● **Work to be completed**
Among the entries below, count the lines holding the string "hair". Respond with the number alone.

● **Task inputs**
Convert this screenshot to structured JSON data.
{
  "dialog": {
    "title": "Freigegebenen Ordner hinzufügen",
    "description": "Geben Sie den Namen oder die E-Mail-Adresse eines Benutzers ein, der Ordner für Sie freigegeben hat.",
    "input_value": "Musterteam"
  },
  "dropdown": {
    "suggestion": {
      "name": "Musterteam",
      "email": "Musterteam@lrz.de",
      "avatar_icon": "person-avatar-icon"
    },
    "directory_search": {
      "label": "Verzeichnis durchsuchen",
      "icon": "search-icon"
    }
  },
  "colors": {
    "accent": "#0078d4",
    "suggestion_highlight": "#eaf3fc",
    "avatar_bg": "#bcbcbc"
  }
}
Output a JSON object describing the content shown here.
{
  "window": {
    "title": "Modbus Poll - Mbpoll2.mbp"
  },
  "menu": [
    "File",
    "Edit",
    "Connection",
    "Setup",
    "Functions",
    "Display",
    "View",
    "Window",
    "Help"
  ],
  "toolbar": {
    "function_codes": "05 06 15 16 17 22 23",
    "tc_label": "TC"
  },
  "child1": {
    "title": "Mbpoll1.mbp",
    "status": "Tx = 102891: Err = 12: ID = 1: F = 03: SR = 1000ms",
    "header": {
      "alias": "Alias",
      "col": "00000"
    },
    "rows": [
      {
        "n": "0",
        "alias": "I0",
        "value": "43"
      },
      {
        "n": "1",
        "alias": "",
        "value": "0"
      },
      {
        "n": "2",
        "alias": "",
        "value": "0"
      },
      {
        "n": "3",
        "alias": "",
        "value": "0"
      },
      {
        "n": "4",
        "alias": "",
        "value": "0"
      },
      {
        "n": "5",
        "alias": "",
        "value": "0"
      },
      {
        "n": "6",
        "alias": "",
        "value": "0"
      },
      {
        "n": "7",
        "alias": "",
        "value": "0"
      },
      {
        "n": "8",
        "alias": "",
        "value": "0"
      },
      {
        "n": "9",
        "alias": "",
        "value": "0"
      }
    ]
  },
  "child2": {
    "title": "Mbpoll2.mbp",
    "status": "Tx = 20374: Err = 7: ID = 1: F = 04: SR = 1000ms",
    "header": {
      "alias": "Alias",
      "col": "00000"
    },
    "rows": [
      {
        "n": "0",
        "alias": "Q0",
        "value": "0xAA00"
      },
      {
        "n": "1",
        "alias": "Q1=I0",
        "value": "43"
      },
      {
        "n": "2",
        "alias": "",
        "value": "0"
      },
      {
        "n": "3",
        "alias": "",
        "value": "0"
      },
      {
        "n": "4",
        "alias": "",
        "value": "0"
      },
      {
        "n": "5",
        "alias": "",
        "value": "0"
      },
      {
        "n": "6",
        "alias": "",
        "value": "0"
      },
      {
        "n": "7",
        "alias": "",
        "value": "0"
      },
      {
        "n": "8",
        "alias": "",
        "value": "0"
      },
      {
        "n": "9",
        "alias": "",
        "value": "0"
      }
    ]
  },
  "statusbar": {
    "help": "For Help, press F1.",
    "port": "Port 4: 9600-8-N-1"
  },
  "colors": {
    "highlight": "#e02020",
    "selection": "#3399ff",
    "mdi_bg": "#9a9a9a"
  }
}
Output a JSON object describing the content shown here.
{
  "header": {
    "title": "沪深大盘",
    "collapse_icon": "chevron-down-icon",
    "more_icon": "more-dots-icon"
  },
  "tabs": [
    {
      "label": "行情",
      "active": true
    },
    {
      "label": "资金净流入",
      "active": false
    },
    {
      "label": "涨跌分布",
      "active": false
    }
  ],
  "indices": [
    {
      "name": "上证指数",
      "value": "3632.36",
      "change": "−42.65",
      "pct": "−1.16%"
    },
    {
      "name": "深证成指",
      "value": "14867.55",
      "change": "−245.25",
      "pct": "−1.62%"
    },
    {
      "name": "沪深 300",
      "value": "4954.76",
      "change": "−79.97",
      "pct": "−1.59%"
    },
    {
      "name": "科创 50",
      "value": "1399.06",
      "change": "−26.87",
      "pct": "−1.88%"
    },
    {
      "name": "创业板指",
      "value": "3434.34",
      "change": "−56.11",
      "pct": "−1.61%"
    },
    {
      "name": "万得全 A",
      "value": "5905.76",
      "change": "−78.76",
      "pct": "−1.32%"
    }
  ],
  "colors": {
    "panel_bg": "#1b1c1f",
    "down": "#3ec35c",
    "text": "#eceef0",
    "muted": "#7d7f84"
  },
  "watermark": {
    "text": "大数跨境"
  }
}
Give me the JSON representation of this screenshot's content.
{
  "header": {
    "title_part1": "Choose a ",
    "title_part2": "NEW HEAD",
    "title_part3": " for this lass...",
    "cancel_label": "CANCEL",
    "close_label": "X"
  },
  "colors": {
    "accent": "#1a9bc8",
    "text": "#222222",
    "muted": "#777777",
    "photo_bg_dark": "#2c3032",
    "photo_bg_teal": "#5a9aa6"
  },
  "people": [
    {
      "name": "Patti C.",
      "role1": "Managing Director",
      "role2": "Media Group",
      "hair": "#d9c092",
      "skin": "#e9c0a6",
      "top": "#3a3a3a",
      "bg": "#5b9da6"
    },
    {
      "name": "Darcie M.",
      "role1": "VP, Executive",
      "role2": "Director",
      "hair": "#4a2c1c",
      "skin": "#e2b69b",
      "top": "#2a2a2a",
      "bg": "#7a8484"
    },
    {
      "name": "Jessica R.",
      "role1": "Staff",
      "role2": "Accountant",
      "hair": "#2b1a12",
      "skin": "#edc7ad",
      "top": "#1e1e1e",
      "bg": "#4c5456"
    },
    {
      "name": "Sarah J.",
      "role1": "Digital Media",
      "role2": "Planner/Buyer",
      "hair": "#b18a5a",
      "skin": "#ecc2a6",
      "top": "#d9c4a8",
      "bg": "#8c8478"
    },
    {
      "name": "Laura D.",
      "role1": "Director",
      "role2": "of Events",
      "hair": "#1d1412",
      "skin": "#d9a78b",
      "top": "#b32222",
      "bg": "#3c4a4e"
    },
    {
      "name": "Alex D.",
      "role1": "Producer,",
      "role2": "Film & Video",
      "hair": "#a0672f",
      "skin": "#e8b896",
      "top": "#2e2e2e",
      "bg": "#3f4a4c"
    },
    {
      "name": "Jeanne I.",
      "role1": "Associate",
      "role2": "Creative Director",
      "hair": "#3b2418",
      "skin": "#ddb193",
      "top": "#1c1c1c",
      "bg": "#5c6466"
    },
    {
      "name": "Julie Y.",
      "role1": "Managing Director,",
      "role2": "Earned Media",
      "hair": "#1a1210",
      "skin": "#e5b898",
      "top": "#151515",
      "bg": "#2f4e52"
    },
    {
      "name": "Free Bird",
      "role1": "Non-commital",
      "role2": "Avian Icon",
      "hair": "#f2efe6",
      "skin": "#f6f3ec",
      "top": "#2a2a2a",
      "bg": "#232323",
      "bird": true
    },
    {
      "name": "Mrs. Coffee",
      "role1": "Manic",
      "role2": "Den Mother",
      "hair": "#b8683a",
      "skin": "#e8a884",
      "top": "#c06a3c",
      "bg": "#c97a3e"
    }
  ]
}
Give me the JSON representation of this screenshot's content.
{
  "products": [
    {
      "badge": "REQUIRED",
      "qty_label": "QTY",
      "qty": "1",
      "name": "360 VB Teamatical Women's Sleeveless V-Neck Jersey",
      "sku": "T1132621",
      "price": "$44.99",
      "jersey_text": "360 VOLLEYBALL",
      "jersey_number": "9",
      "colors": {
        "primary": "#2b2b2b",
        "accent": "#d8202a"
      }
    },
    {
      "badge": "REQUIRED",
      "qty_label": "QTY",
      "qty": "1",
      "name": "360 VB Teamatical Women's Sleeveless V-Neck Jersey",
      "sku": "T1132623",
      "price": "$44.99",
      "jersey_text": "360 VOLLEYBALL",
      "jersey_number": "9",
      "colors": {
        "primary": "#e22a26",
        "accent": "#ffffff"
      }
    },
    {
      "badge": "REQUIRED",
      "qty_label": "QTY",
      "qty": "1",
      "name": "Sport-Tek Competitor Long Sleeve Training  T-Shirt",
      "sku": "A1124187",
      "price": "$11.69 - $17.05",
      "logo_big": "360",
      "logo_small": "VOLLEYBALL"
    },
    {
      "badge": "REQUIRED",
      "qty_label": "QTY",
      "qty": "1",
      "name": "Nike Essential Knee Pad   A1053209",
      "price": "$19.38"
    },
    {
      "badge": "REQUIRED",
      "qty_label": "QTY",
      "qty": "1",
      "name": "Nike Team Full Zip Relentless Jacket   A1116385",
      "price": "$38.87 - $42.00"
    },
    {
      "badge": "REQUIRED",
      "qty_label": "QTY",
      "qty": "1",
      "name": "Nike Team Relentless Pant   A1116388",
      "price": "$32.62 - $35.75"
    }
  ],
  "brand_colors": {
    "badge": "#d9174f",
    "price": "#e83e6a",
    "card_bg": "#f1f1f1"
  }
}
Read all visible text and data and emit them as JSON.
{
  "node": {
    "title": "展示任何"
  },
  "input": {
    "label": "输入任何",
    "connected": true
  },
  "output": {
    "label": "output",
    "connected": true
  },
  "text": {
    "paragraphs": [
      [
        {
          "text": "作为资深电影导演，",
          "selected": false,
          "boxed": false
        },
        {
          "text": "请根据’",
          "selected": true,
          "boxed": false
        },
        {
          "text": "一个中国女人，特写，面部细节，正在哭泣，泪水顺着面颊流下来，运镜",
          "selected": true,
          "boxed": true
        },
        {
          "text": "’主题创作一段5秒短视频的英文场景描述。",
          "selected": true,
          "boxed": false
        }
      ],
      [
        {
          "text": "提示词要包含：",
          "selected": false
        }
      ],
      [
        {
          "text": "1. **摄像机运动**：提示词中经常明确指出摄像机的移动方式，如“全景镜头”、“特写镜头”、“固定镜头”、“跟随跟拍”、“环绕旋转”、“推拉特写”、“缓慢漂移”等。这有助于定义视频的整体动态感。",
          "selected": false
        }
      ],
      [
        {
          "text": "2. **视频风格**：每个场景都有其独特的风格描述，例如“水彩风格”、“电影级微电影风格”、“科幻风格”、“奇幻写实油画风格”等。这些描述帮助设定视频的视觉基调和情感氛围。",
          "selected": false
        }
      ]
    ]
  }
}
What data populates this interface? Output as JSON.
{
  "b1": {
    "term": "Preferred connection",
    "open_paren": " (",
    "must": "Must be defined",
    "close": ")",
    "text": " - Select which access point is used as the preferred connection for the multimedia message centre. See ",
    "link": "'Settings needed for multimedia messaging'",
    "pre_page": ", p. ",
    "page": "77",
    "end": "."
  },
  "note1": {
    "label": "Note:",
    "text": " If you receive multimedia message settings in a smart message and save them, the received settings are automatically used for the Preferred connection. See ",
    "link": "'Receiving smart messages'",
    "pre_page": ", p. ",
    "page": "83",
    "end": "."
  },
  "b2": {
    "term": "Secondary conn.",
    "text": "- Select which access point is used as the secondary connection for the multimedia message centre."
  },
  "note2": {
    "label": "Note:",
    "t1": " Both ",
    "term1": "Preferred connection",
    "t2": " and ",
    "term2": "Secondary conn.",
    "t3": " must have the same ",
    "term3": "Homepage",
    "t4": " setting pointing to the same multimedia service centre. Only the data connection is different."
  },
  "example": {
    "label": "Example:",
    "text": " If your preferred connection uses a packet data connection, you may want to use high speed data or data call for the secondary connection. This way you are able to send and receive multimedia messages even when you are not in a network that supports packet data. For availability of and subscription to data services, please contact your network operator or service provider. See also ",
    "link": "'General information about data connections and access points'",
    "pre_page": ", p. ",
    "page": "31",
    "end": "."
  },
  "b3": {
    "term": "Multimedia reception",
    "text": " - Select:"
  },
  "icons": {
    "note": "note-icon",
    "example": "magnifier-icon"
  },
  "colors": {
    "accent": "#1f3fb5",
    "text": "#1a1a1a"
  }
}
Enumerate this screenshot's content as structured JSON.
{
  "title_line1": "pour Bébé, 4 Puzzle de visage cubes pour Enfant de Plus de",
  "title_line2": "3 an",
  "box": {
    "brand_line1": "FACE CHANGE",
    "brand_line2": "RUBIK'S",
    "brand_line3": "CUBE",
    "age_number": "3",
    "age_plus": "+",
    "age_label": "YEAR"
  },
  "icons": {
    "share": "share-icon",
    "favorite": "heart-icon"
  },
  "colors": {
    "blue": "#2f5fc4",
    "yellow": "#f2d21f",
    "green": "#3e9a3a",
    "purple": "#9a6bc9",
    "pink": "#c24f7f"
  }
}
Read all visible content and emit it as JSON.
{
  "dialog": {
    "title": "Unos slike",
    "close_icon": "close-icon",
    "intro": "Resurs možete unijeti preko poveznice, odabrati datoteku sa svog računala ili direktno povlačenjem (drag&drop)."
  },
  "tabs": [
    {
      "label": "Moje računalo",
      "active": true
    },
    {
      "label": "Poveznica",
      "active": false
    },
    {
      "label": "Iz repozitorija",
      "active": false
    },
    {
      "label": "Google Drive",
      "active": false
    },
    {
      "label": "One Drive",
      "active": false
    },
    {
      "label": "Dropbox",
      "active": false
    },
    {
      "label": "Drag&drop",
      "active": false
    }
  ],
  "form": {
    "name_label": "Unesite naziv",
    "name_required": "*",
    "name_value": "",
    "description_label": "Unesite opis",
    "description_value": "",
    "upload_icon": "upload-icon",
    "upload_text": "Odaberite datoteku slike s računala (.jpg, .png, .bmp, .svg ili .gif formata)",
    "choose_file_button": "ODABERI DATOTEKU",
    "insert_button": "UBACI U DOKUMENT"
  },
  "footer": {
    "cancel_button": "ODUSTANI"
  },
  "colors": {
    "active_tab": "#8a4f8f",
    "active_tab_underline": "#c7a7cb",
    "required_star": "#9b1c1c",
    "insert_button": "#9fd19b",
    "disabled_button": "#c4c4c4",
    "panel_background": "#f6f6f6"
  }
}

● **Solution to the problem**
10